(Recorded information Opens)
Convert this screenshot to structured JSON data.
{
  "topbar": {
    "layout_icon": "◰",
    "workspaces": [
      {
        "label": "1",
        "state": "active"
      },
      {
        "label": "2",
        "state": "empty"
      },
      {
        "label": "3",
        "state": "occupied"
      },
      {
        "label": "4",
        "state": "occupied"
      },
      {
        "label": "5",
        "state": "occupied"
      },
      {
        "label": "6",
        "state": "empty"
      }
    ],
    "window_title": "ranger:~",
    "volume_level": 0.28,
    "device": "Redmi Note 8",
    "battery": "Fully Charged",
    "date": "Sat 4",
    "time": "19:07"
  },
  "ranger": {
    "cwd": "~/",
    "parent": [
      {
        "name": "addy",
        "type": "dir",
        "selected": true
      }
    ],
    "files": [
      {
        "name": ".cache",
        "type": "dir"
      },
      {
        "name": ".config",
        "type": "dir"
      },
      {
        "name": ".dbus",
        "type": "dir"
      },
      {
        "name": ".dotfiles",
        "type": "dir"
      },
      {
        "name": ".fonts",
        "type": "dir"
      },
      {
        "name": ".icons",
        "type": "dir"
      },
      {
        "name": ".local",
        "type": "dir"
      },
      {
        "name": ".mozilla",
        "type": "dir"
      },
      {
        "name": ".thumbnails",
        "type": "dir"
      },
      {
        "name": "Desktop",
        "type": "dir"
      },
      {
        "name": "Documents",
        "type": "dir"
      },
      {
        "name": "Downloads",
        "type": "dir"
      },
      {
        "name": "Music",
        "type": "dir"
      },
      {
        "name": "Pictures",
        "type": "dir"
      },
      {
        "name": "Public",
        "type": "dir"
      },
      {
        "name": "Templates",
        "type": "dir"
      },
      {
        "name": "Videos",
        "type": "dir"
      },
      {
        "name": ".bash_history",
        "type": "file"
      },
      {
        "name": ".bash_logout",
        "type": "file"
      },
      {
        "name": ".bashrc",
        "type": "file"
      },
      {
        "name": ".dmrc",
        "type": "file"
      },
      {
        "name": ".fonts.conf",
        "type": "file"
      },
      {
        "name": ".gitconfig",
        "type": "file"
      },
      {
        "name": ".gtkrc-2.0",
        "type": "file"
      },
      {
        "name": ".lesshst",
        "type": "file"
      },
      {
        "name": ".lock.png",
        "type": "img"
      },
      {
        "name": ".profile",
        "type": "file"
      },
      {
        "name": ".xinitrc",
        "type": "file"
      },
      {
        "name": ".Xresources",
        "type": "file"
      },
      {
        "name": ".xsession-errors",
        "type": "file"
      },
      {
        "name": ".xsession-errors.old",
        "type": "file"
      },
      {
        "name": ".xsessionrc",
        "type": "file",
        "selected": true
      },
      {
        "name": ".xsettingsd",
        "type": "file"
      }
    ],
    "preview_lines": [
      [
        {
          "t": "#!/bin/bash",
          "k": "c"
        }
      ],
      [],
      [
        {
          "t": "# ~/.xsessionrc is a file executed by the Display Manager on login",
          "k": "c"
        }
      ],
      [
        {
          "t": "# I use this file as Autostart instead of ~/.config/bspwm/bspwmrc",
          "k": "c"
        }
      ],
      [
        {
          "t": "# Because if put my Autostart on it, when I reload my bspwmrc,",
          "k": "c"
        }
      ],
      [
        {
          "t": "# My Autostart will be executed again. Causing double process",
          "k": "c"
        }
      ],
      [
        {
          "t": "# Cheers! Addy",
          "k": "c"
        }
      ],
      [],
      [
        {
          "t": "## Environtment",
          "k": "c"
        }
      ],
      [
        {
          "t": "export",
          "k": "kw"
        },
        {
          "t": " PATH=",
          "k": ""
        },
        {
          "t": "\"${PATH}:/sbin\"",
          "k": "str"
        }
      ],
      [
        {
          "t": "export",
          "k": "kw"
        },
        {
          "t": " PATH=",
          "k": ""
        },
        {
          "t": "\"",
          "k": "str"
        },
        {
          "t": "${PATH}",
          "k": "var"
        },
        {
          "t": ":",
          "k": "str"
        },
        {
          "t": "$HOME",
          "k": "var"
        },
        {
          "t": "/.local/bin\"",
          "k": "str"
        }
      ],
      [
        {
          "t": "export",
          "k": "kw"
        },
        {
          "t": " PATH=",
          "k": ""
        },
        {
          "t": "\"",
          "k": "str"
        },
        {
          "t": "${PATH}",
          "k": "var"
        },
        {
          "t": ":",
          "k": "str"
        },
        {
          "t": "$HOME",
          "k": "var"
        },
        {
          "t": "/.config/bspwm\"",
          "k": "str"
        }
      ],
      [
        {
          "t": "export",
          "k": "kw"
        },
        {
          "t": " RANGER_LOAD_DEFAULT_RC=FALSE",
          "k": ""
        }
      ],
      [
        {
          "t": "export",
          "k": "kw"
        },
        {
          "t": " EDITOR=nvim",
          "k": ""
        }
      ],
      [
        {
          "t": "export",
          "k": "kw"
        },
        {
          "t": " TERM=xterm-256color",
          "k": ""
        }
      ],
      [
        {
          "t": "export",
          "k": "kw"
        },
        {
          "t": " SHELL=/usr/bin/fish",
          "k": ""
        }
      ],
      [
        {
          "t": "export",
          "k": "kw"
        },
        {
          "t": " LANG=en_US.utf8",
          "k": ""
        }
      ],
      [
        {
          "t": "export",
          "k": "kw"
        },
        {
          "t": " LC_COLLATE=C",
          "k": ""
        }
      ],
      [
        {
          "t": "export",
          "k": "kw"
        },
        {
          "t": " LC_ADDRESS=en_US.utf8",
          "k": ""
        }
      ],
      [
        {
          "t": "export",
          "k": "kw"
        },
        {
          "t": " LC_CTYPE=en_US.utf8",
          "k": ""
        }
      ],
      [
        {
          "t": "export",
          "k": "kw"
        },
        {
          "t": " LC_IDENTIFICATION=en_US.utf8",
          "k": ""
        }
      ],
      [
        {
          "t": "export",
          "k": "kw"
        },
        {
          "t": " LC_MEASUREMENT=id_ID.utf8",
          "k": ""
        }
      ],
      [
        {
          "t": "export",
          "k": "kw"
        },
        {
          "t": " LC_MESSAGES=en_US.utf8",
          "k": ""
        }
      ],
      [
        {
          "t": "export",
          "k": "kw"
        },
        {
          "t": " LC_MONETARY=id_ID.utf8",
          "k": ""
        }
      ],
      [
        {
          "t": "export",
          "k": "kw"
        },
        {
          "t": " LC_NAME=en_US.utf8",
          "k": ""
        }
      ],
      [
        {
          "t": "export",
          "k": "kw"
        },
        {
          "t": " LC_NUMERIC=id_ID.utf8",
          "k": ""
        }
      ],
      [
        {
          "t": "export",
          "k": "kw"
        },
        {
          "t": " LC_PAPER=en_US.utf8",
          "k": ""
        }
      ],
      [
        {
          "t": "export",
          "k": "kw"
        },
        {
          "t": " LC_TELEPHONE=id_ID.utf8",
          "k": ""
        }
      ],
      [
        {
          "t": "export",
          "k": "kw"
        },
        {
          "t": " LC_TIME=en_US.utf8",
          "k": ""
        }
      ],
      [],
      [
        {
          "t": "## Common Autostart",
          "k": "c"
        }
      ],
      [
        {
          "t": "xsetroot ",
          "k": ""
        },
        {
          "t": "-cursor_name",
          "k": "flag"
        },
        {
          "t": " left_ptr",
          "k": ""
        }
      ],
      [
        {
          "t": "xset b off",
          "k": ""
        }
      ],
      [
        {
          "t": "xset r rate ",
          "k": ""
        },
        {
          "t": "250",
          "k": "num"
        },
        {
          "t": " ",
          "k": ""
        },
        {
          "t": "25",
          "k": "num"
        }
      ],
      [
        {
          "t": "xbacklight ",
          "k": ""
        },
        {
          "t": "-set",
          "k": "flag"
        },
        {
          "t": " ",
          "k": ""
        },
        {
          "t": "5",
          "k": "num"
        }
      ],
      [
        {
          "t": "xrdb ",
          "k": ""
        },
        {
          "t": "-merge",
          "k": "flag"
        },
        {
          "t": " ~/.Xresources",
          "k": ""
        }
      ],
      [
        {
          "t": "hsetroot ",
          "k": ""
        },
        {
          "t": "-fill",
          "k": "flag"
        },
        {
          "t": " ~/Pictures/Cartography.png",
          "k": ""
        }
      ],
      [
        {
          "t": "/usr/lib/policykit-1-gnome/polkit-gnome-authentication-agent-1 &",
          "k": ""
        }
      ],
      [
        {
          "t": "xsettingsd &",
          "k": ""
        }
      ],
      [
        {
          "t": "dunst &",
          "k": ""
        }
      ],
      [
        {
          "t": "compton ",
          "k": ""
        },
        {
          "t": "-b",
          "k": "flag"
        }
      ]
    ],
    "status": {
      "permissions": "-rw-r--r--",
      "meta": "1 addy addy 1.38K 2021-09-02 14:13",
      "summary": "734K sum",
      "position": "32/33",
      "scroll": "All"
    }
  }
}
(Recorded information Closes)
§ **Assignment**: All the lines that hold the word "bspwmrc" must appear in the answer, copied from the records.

§ **Answer to this exercise**:
          "t": "# I use this file as Autostart instead of ~/.config/bspwm/bspwmrc",
          "t": "# Because if put my Autostart on it, when I reload my bspwmrc,",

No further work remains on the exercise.